Extracted information —
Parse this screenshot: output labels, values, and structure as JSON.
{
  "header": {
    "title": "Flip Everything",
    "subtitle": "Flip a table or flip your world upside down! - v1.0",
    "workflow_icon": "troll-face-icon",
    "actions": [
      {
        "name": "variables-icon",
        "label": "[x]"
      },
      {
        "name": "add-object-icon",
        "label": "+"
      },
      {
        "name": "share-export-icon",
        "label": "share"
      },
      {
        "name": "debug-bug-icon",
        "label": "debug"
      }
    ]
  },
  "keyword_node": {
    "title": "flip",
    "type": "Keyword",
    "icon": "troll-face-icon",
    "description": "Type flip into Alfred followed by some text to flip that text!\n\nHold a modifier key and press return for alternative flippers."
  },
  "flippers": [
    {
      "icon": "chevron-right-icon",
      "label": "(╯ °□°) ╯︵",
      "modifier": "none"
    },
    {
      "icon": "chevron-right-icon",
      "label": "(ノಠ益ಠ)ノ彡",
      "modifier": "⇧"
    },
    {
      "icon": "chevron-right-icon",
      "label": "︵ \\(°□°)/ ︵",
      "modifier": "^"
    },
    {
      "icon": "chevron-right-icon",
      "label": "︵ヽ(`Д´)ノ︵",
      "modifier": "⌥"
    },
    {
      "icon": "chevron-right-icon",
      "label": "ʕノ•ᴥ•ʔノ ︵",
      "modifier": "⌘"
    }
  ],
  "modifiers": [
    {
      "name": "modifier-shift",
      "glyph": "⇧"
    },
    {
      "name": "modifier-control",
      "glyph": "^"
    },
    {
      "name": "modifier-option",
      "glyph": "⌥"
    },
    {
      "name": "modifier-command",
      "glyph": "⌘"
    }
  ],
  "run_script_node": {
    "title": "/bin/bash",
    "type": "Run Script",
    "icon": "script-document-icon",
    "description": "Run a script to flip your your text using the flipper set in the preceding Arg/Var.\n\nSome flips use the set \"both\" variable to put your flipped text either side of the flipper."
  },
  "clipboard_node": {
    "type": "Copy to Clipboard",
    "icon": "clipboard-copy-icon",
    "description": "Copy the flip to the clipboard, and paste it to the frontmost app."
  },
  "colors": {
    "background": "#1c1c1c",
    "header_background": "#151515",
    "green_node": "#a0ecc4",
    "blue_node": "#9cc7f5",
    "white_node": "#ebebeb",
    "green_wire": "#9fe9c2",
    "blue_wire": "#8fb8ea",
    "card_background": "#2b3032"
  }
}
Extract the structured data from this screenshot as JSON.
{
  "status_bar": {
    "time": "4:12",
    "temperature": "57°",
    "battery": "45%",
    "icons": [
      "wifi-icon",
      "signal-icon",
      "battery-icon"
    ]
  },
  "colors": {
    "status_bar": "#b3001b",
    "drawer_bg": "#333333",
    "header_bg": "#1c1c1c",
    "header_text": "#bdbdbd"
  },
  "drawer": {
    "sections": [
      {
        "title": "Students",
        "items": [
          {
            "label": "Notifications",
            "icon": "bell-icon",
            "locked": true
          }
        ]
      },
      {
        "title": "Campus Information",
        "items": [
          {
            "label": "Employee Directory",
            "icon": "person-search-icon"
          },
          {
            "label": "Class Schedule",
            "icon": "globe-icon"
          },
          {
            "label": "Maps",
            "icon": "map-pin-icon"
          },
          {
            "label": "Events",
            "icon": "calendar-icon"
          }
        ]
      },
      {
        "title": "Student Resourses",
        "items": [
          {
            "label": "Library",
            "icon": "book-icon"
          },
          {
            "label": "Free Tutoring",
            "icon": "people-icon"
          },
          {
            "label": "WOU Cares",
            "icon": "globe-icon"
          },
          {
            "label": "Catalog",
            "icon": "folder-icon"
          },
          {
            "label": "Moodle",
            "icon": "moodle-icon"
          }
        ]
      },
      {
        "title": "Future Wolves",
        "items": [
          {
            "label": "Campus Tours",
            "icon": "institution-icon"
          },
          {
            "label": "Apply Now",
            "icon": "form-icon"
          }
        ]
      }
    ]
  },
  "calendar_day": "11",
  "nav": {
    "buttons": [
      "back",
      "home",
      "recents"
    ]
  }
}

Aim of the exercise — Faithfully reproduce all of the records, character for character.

Result below —
Parse this screenshot: output labels, values, and structure as JSON.
{
  "header": {
    "title": "Flip Everything",
    "subtitle": "Flip a table or flip your world upside down! - v1.0",
    "workflow_icon": "troll-face-icon",
    "actions": [
      {
        "name": "variables-icon",
        "label": "[x]"
      },
      {
        "name": "add-object-icon",
        "label": "+"
      },
      {
        "name": "share-export-icon",
        "label": "share"
      },
      {
        "name": "debug-bug-icon",
        "label": "debug"
      }
    ]
  },
  "keyword_node": {
    "title": "flip",
    "type": "Keyword",
    "icon": "troll-face-icon",
    "description": "Type flip into Alfred followed by some text to flip that text!\n\nHold a modifier key and press return for alternative flippers."
  },
  "flippers": [
    {
      "icon": "chevron-right-icon",
      "label": "(╯ °□°) ╯︵",
      "modifier": "none"
    },
    {
      "icon": "chevron-right-icon",
      "label": "(ノಠ益ಠ)ノ彡",
      "modifier": "⇧"
    },
    {
      "icon": "chevron-right-icon",
      "label": "︵ \\(°□°)/ ︵",
      "modifier": "^"
    },
    {
      "icon": "chevron-right-icon",
      "label": "︵ヽ(`Д´)ノ︵",
      "modifier": "⌥"
    },
    {
      "icon": "chevron-right-icon",
      "label": "ʕノ•ᴥ•ʔノ ︵",
      "modifier": "⌘"
    }
  ],
  "modifiers": [
    {
      "name": "modifier-shift",
      "glyph": "⇧"
    },
    {
      "name": "modifier-control",
      "glyph": "^"
    },
    {
      "name": "modifier-option",
      "glyph": "⌥"
    },
    {
      "name": "modifier-command",
      "glyph": "⌘"
    }
  ],
  "run_script_node": {
    "title": "/bin/bash",
    "type": "Run Script",
    "icon": "script-document-icon",
    "description": "Run a script to flip your your text using the flipper set in the preceding Arg/Var.\n\nSome flips use the set \"both\" variable to put your flipped text either side of the flipper."
  },
  "clipboard_node": {
    "type": "Copy to Clipboard",
    "icon": "clipboard-copy-icon",
    "description": "Copy the flip to the clipboard, and paste it to the frontmost app."
  },
  "colors": {
    "background": "#1c1c1c",
    "header_background": "#151515",
    "green_node": "#a0ecc4",
    "blue_node": "#9cc7f5",
    "white_node": "#ebebeb",
    "green_wire": "#9fe9c2",
    "blue_wire": "#8fb8ea",
    "card_background": "#2b3032"
  }
}
Extract the structured data from this screenshot as JSON.
{
  "status_bar": {
    "time": "4:12",
    "temperature": "57°",
    "battery": "45%",
    "icons": [
      "wifi-icon",
      "signal-icon",
      "battery-icon"
    ]
  },
  "colors": {
    "status_bar": "#b3001b",
    "drawer_bg": "#333333",
    "header_bg": "#1c1c1c",
    "header_text": "#bdbdbd"
  },
  "drawer": {
    "sections": [
      {
        "title": "Students",
        "items": [
          {
            "label": "Notifications",
            "icon": "bell-icon",
            "locked": true
          }
        ]
      },
      {
        "title": "Campus Information",
        "items": [
          {
            "label": "Employee Directory",
            "icon": "person-search-icon"
          },
          {
            "label": "Class Schedule",
            "icon": "globe-icon"
          },
          {
            "label": "Maps",
            "icon": "map-pin-icon"
          },
          {
            "label": "Events",
            "icon": "calendar-icon"
          }
        ]
      },
      {
        "title": "Student Resourses",
        "items": [
          {
            "label": "Library",
            "icon": "book-icon"
          },
          {
            "label": "Free Tutoring",
            "icon": "people-icon"
          },
          {
            "label": "WOU Cares",
            "icon": "globe-icon"
          },
          {
            "label": "Catalog",
            "icon": "folder-icon"
          },
          {
            "label": "Moodle",
            "icon": "moodle-icon"
          }
        ]
      },
      {
        "title": "Future Wolves",
        "items": [
          {
            "label": "Campus Tours",
            "icon": "institution-icon"
          },
          {
            "label": "Apply Now",
            "icon": "form-icon"
          }
        ]
      }
    ]
  },
  "calendar_day": "11",
  "nav": {
    "buttons": [
      "back",
      "home",
      "recents"
    ]
  }
}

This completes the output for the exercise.